References

Schematics: main board, root board, child connection, parent connection, power supply.

[CoD94] W. E. Cohen, H. G. Dietz, and J. B. Sponaugle, Dynamic Barrier Architecture For Multi-Mode Fine-Grain Parallelism Using Conventional Processors; Part I: Barrier Architecture, Purdue University School of Electrical Engineering, Technical Report TR-EE 94-9, March 1994.

[CoD94a] W. E. Cohen, H. G. Dietz, and J. B. Sponaugle, Dynamic Barrier Architecture For Multi-Mode Fine-Grain Parallelism Using Conventional Processors; Part II: Mode Emulation, Purdue University School of Electrical Engineering, Technical Report TR-EE 94-10, March 1994.
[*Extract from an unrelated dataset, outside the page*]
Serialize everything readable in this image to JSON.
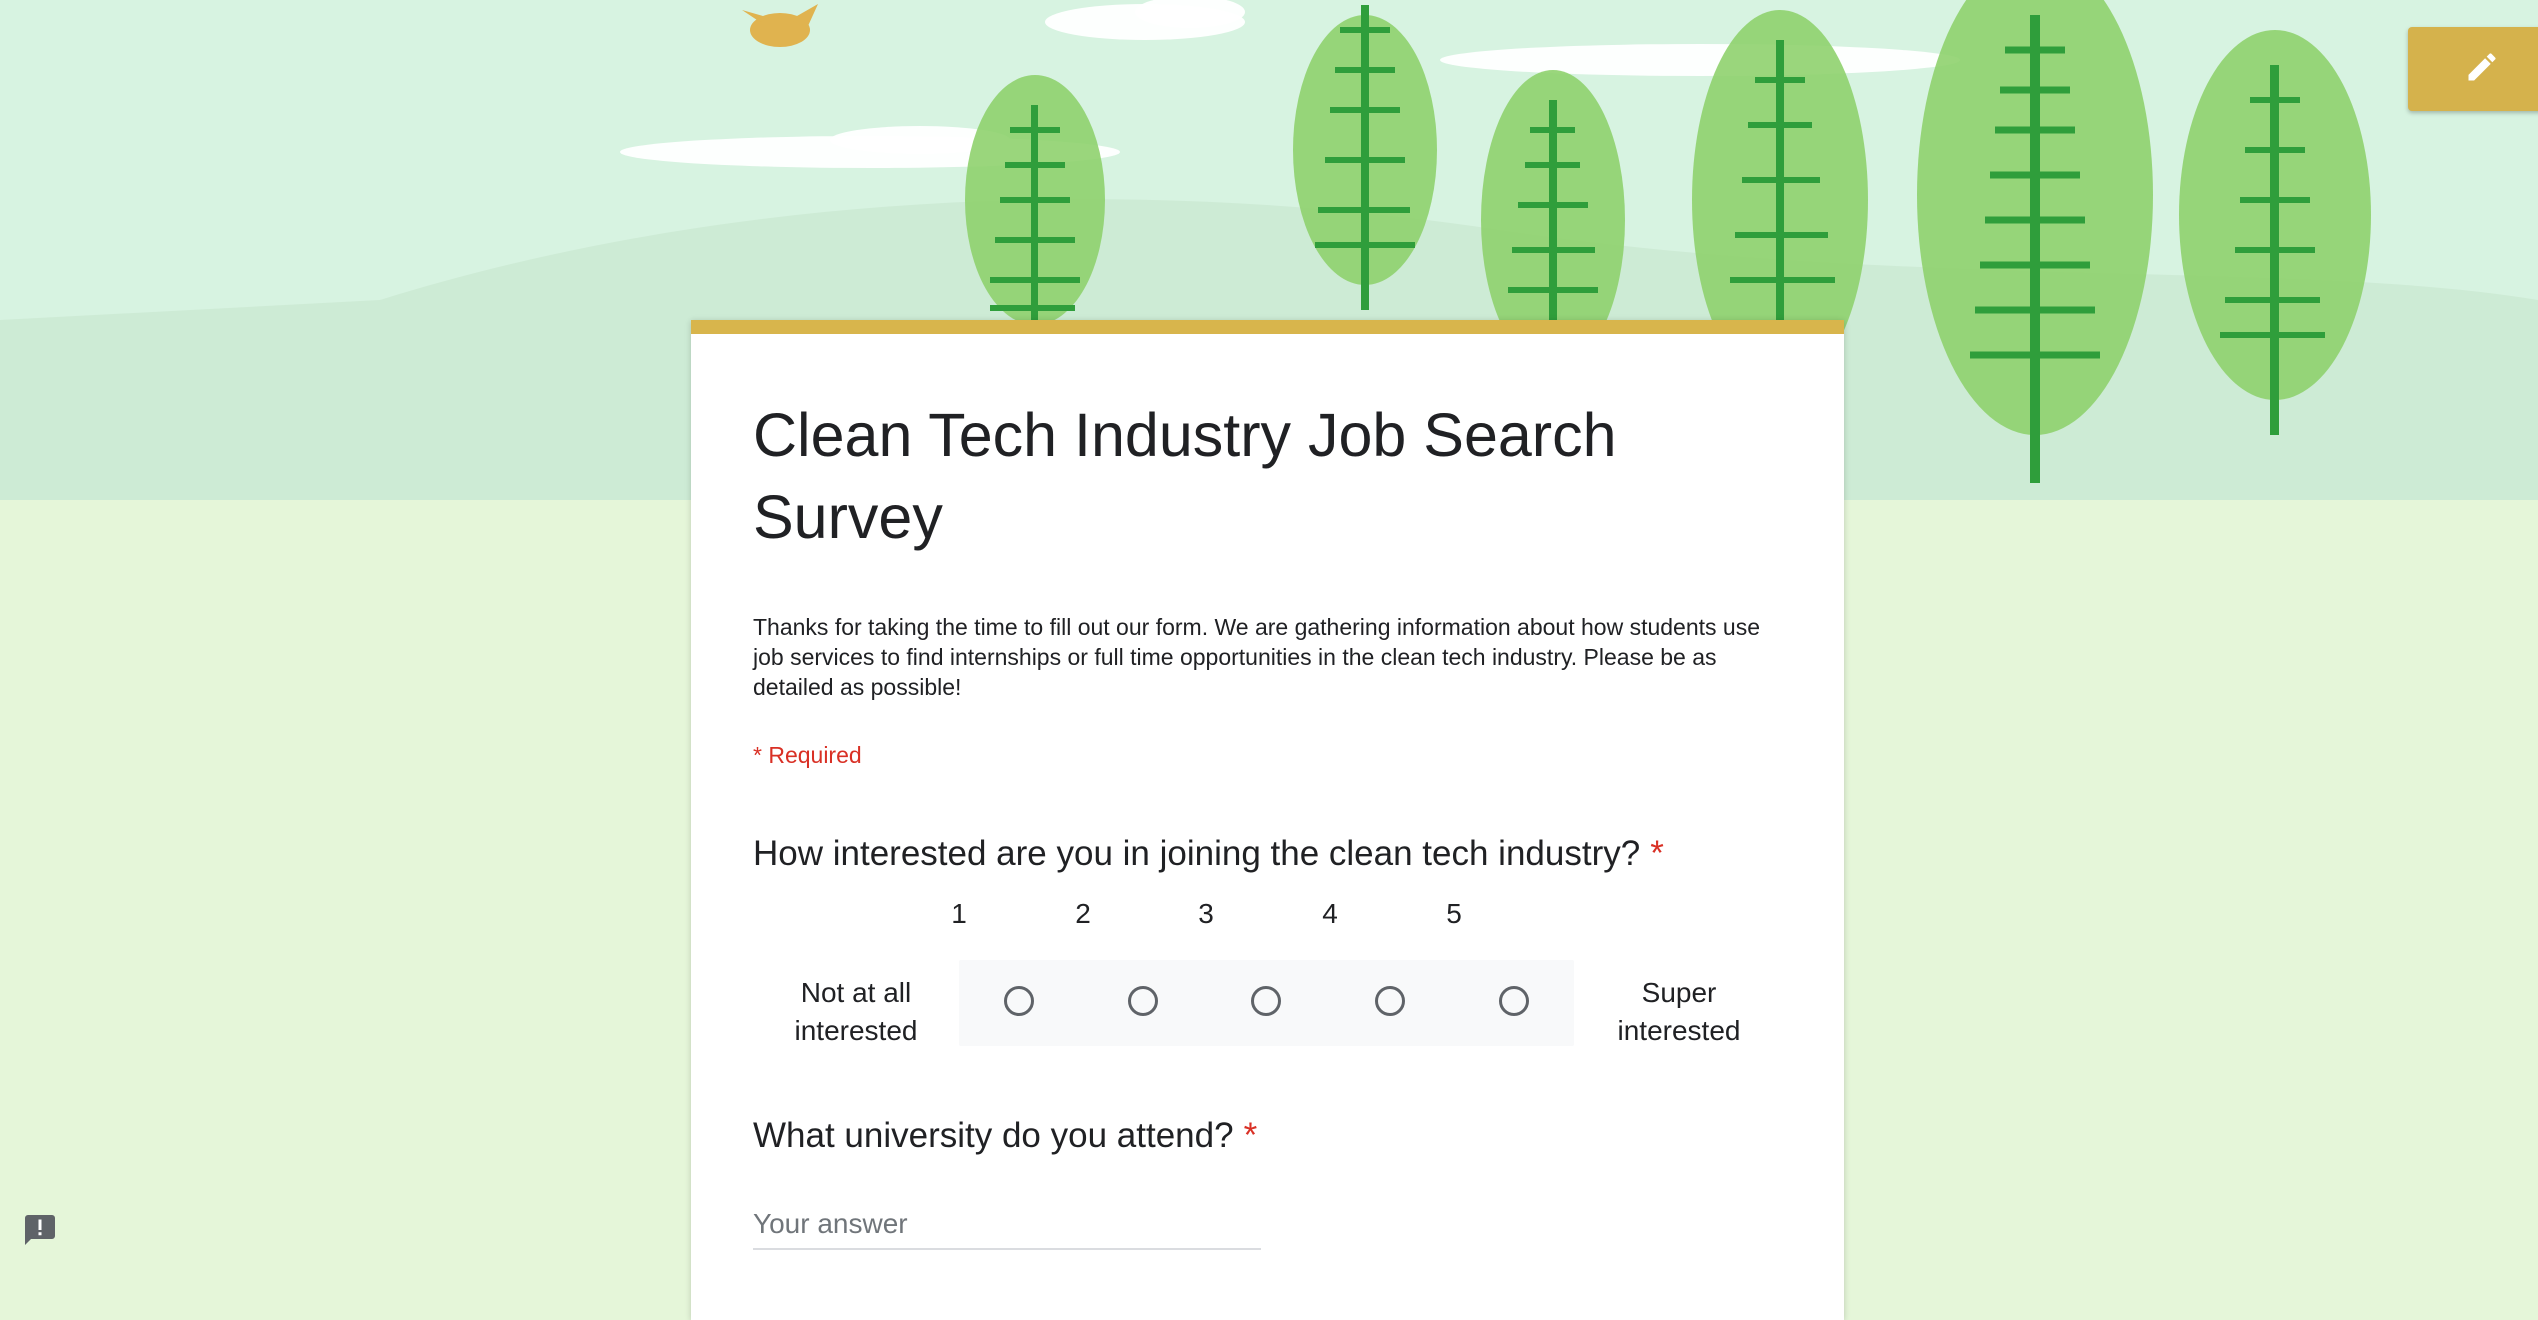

[CoD94b] W. E. Cohen, H. G. Dietz, and J. B. Sponaugle, "Dynamic Barrier Architecture For Multi-Mode Fine-Grain Parallelism Using Conventional Processors," Proc. of 1994 Int'l Conf. on Parallel Processing, St. Charles, IL, pp. I 93-96, August 1994.

[DiC94] H. G. Dietz, W. E. Cohen, T. Muhammad, and T. I. Mattox, "Compiler Techniques For Fine-Grain Execution On Workstation Clusters Using PAPERS," 7th Annual Workshop on Languages and Compilers for Parallel Computing (also to appear as a book chapter from Springer Verlag), Cornell University, August 1994.
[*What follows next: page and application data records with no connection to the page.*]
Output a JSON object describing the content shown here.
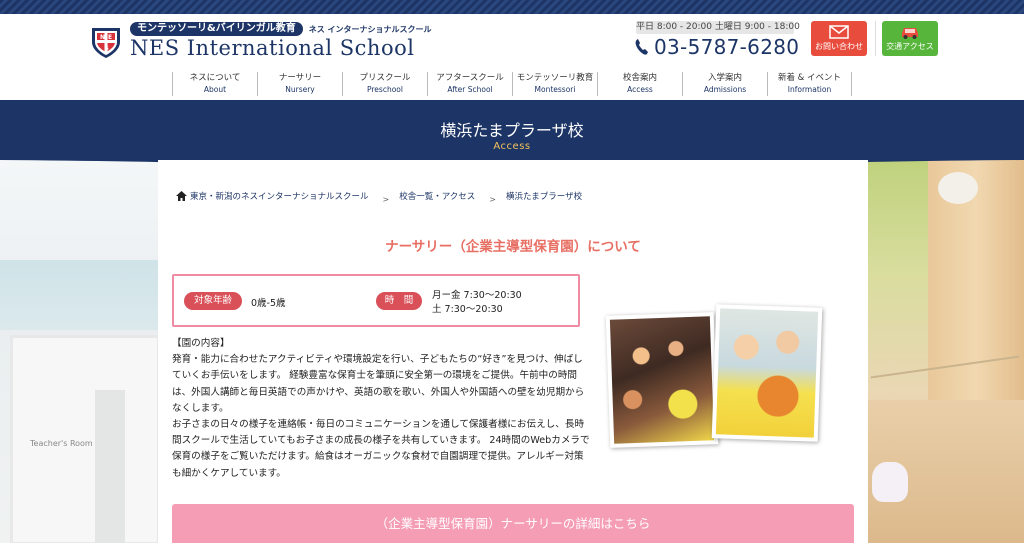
{
  "header": {
    "logo_tag": "モンテッソーリ&バイリンガル教育",
    "logo_sub": "ネス インターナショナルスクール",
    "logo_name": "NES International School",
    "hours": "平日 8:00 - 20:00  土曜日 9:00 - 18:00",
    "phone": "03-5787-6280",
    "contact_label": "お問い合わせ",
    "access_label": "交通アクセス"
  },
  "nav": [
    {
      "jp": "ネスについて",
      "en": "About"
    },
    {
      "jp": "ナーサリー",
      "en": "Nursery"
    },
    {
      "jp": "プリスクール",
      "en": "Preschool"
    },
    {
      "jp": "アフタースクール",
      "en": "After School"
    },
    {
      "jp": "モンテッソーリ教育",
      "en": "Montessori"
    },
    {
      "jp": "校舎案内",
      "en": "Access"
    },
    {
      "jp": "入学案内",
      "en": "Admissions"
    },
    {
      "jp": "新着 & イベント",
      "en": "Information"
    }
  ],
  "banner": {
    "title": "横浜たまプラーザ校",
    "subtitle": "Access"
  },
  "breadcrumb": [
    "東京・新潟のネスインターナショナルスクール",
    "校舎一覧・アクセス",
    "横浜たまプラーザ校"
  ],
  "breadcrumb_sep": ">",
  "section": {
    "title": "ナーサリー（企業主導型保育園）について"
  },
  "info": {
    "age_label": "対象年齢",
    "age_value": "0歳-5歳",
    "time_label": "時　間",
    "time_weekday": "月ー金 7:30〜20:30",
    "time_saturday": "土 7:30〜20:30"
  },
  "body": {
    "heading": "【園の内容】",
    "para1": "発育・能力に合わせたアクティビティや環境設定を行い、子どもたちの“好き”を見つけ、伸ばしていくお手伝いをします。 経験豊富な保育士を筆頭に安全第一の環境をご提供。午前中の時間は、外国人講師と毎日英語での声かけや、英語の歌を歌い、外国人や外国語への壁を幼児期からなくします。",
    "para2": "お子さまの日々の様子を連絡帳・毎日のコミュニケーションを通して保護者様にお伝えし、長時間スクールで生活していてもお子さまの成長の様子を共有していきます。 24時間のWebカメラで保育の様子をご覧いただけます。給食はオーガニックな食材で自園調理で提供。アレルギー対策も細かくケアしています。"
  },
  "background": {
    "door_label": "Teacher's Room"
  },
  "cta": {
    "label": "（企業主導型保育園）ナーサリーの詳細はこちら"
  },
  "colors": {
    "navy": "#1d3566",
    "accent_red": "#e86f63",
    "pill_red": "#d95058",
    "pink": "#f59db5",
    "contact_red": "#e84c3d",
    "access_green": "#56b53a",
    "gold": "#f3c25a"
  }
}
[DiM94] H. G. Dietz, T. Muhammad, J. B. Sponaugle, and T. Mattox, PAPERS: Purdue's Adapter for Parallel Execution and Rapid Synchronization, Purdue University School of Electrical Engineering, Technical Report TR-EE 94-11, March 1994.

[DiO92] H. G. Dietz, M.T. O'Keefe, and A. Zaafrani, "Static Scheduling for Barrier MIMD Architectures," The Journal of Supercomputing, vol. 5, pp. 263-289, 1992.
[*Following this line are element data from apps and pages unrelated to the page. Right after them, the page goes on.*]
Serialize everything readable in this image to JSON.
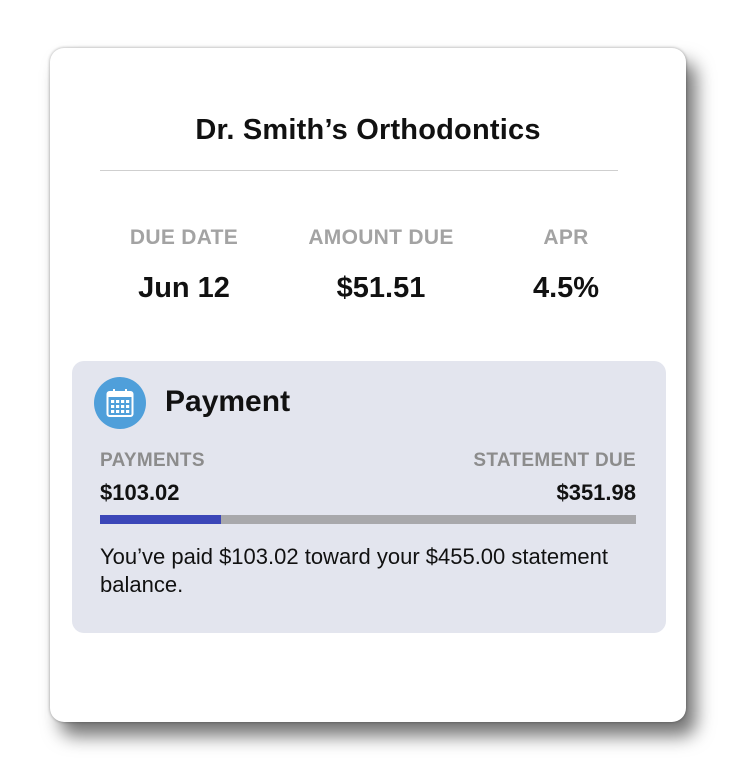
{
  "header": {
    "title": "Dr. Smith’s Orthodontics"
  },
  "stats": [
    {
      "label": "DUE DATE",
      "value": "Jun 12"
    },
    {
      "label": "AMOUNT DUE",
      "value": "$51.51"
    },
    {
      "label": "APR",
      "value": "4.5%"
    }
  ],
  "payment": {
    "icon": "calendar-icon",
    "title": "Payment",
    "payments_label": "PAYMENTS",
    "payments_value": "$103.02",
    "statement_due_label": "STATEMENT DUE",
    "statement_due_value": "$351.98",
    "progress_fraction": 0.2264,
    "summary": "You’ve paid $103.02 toward your $455.00 statement balance."
  },
  "colors": {
    "icon_bg": "#4f9fda",
    "panel_bg": "#e3e5ee",
    "progress_fill": "#3b46b8",
    "progress_track": "#a8a8ab"
  }
}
[DiH96] "A Fine-Grian Parallel Architecture Based on Barrier Synchronization," Proc. of 1996 Int'l Conf. on Parallel Processing, St. Charles, IL, pp. I247-250, August 1996.

[Jor78] H. F. Jordon, "A Special Purpose Architecture for Finite Element Analysis," Proc. Int'l Conf. on Parallel Processing, pp. 263-266, 1978.

[OKD90] M. T. O'Keefe and H. G. Dietz, "Hardware barrier synchronization: static barrier MIMD (SBM)," Proc. of 1990 Int'l Conf. on Parallel Processing, St. Charles, IL, pp. I 35-42, August 1990.

[OKD90a] M. T. O'Keefe and H. G. Dietz, "Hardware barrier synchronization: static barrier MIMD (DBM)," Proc. of 1990 Int'l Conf. on Parallel Processing, St. Charles, IL, pp. I 43-46, August 1990.

[SiN87] T. Schwederski, W. G. Nation, H. J. Siegel, and D. G. Meyer, "The Implementation of the PASM Prototype Control Hierarchy," Proc. of Second Int'l Conf. on Supercomputing, pp. I 418-427, 1987.


The Aggregate. The only thing set in stone is our name.